About 30% of RCC in men and about 25% in women may be due directly to smoking. Smoking doubles the risk of developing RCC.
Some studies suggest that work exposure to asbestos increases the risk of RCC.
Some studies suggest that work exposure to cadmium may increase RCC risk. Cadmium may also increase the cancer-causing effect of smoking.
Genetic and Hereditary Risk Factors
Inherited and acquired gene mutations
Human cells contain 23 pairs of chromosomes. Each of these chromosomes contains many genes that are made of DNA. The genes that we inherit from our parents make us who we are. Genes are the reason that we often have a similar appearance to our parents. In addition to determining how we look, genes also control every aspect of our body's metabolism. This is why abnormal genes can cause some diseases. Abnormalities of genes are called mutations. Gene mutations that cause some diseases (such as sickle cell disease) can be inherited. Recently, researchers have found gene mutations that cause some rare syndromes such as tuberous sclerosis and Von Hippel- Lindau. People with these mutations have an increased risk of developing of kidney tumors.
Some other mutations involved in formation of kidney cancers that are not inherited are also known. Most risk factors for cancer somehow damage the DNA that forms genes. For example, cigarette smoke is a risk factor for kidney cancer and many other cancers. Cigarette smoke contains chemicals that damage genes of kidney cells which may help predispose to cancer formation.

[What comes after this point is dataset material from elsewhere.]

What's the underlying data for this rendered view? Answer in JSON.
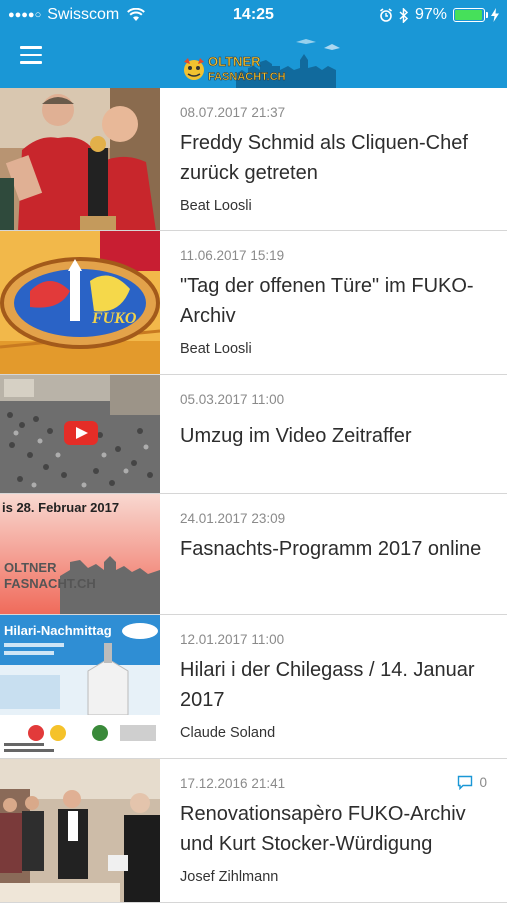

A family history of kidney carcinoma
Some patients with RCC may have inherited one or more genes that increase their risk for this disease. The exact function of these genes and how they cause RCC are not completely known. This hereditary form of RCC usually occurs in both kidneys and causes multiple tumors appear. Hereditary forms of RCC have been found involving both clear cell and papillary cell type RCC although the specific mutations causing these tumors are different.
Von Hippel-Lindau syndrome (VHL)
This disease is characterized by multiple tumors of the kidneys, brain, spine, eyes, adrenal glands, pancreas, inner ear, or epididymis. Von Hippel-Lindau disease occurs in about 1 in 36,000 births and tends to occur in clusters within families. VHL patients have high incidence of developing clear cell RCC and the cancers usually develop at an early age. About 40% of people with this disease have either cysts or tumors in both kidneys. Some can have many small RCCs throughout their kidneys. The gene that causes von Hippel-Lindau disease has been found and is called the VHL gene. It is located on chromosome 3. Tests looking for the VHL gene mutation are becoming available. It also has been shown that high number of sporadic clear cell RCC show genetic alterations involving VHL gene thus underscoring importance of this gene in pathogenesis of clear cell RCC.
This disease is characterized by numerous bumps on the skin (caused by small tumors of the blood vessels), seizures, mental retardation, and cysts in the kidneys, liver and pancreas. Patients with this disease also have an increased risk of developing RCC.
Other Risk Factors
Diet and weight
Some studies find a greater risk of RCC in people who are overweight and those who eat a high-fat diet.
Long-term kidney failure
Some patients with chronic (long-term) kidney failure who are treated with dialysis over a long period of time may develop cysts in their kidneys. RCCs may develop from the cells that line these cysts. For this reason, many doctors recommend periodic ultrasound examinations or CT scans for these patients, so that any kidney cancers that develop are likely to be found at an early stage, when their prognosis will be most favorable.
Most RCCs occur in adults between the ages of 50–70 years. They are rare in children and young adults.
RCC is twice as common in men than in women.